What to produce — Restate all of the records below exactly. Do not carry over any image.

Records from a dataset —
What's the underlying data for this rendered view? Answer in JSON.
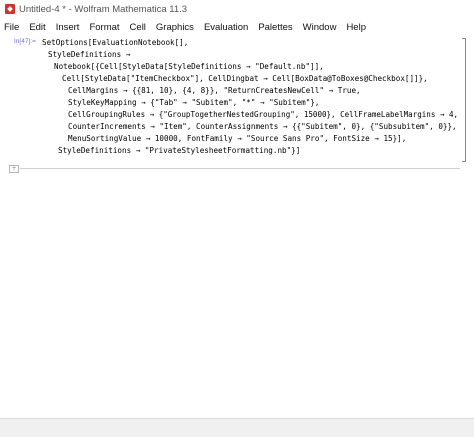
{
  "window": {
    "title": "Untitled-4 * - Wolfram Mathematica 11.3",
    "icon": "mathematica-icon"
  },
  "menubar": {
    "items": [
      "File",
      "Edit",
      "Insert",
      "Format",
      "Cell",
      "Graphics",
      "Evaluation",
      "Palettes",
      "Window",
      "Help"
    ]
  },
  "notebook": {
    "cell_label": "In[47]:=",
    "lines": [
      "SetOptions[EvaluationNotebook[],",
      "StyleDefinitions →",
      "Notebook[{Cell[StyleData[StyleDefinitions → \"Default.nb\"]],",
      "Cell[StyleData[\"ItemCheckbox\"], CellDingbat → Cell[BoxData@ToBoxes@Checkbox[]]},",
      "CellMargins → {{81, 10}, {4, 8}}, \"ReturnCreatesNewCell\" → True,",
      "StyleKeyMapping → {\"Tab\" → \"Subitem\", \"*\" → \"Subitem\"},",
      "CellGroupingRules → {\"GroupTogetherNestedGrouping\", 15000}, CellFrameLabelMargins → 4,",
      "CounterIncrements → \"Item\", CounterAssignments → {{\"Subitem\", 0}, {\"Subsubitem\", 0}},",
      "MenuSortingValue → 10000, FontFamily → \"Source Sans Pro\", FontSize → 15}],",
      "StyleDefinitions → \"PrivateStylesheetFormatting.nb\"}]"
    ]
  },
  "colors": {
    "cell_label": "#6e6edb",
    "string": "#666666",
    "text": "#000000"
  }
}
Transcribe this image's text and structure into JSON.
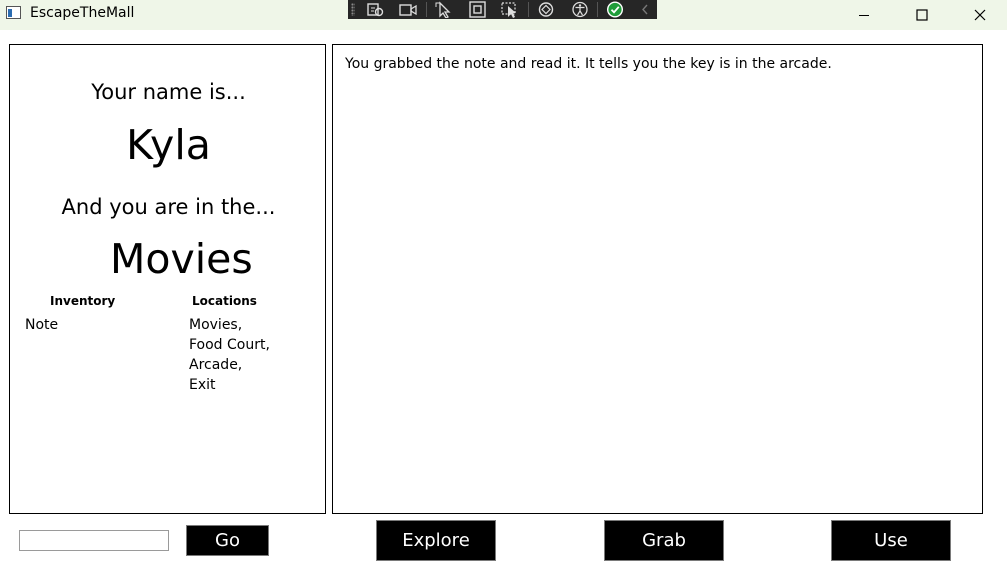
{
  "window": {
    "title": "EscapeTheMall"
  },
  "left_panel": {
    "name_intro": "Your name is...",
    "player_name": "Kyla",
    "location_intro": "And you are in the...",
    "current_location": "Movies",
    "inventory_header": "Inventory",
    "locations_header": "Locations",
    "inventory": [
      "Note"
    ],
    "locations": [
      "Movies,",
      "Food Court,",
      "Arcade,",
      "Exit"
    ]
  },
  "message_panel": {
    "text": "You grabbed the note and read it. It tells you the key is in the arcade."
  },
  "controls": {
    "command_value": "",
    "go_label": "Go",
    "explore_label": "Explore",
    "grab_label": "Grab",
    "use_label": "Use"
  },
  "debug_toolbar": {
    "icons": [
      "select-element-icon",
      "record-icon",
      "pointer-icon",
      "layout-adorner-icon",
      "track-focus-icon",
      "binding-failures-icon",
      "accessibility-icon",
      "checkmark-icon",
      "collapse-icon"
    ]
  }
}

Answer for this exercise —
What's the underlying data for this rendered view? Answer in JSON.
{
  "window": {
    "title": "Untitled-4 * - Wolfram Mathematica 11.3",
    "icon": "mathematica-icon"
  },
  "menubar": {
    "items": [
      "File",
      "Edit",
      "Insert",
      "Format",
      "Cell",
      "Graphics",
      "Evaluation",
      "Palettes",
      "Window",
      "Help"
    ]
  },
  "notebook": {
    "cell_label": "In[47]:=",
    "lines": [
      "SetOptions[EvaluationNotebook[],",
      "StyleDefinitions →",
      "Notebook[{Cell[StyleData[StyleDefinitions → \"Default.nb\"]],",
      "Cell[StyleData[\"ItemCheckbox\"], CellDingbat → Cell[BoxData@ToBoxes@Checkbox[]]},",
      "CellMargins → {{81, 10}, {4, 8}}, \"ReturnCreatesNewCell\" → True,",
      "StyleKeyMapping → {\"Tab\" → \"Subitem\", \"*\" → \"Subitem\"},",
      "CellGroupingRules → {\"GroupTogetherNestedGrouping\", 15000}, CellFrameLabelMargins → 4,",
      "CounterIncrements → \"Item\", CounterAssignments → {{\"Subitem\", 0}, {\"Subsubitem\", 0}},",
      "MenuSortingValue → 10000, FontFamily → \"Source Sans Pro\", FontSize → 15}],",
      "StyleDefinitions → \"PrivateStylesheetFormatting.nb\"}]"
    ]
  },
  "colors": {
    "cell_label": "#6e6edb",
    "string": "#666666",
    "text": "#000000"
  }
}
Transcribe this image's text and structure into JSON.
{
  "window": {
    "title": "EscapeTheMall"
  },
  "left_panel": {
    "name_intro": "Your name is...",
    "player_name": "Kyla",
    "location_intro": "And you are in the...",
    "current_location": "Movies",
    "inventory_header": "Inventory",
    "locations_header": "Locations",
    "inventory": [
      "Note"
    ],
    "locations": [
      "Movies,",
      "Food Court,",
      "Arcade,",
      "Exit"
    ]
  },
  "message_panel": {
    "text": "You grabbed the note and read it. It tells you the key is in the arcade."
  },
  "controls": {
    "command_value": "",
    "go_label": "Go",
    "explore_label": "Explore",
    "grab_label": "Grab",
    "use_label": "Use"
  },
  "debug_toolbar": {
    "icons": [
      "select-element-icon",
      "record-icon",
      "pointer-icon",
      "layout-adorner-icon",
      "track-focus-icon",
      "binding-failures-icon",
      "accessibility-icon",
      "checkmark-icon",
      "collapse-icon"
    ]
  }
}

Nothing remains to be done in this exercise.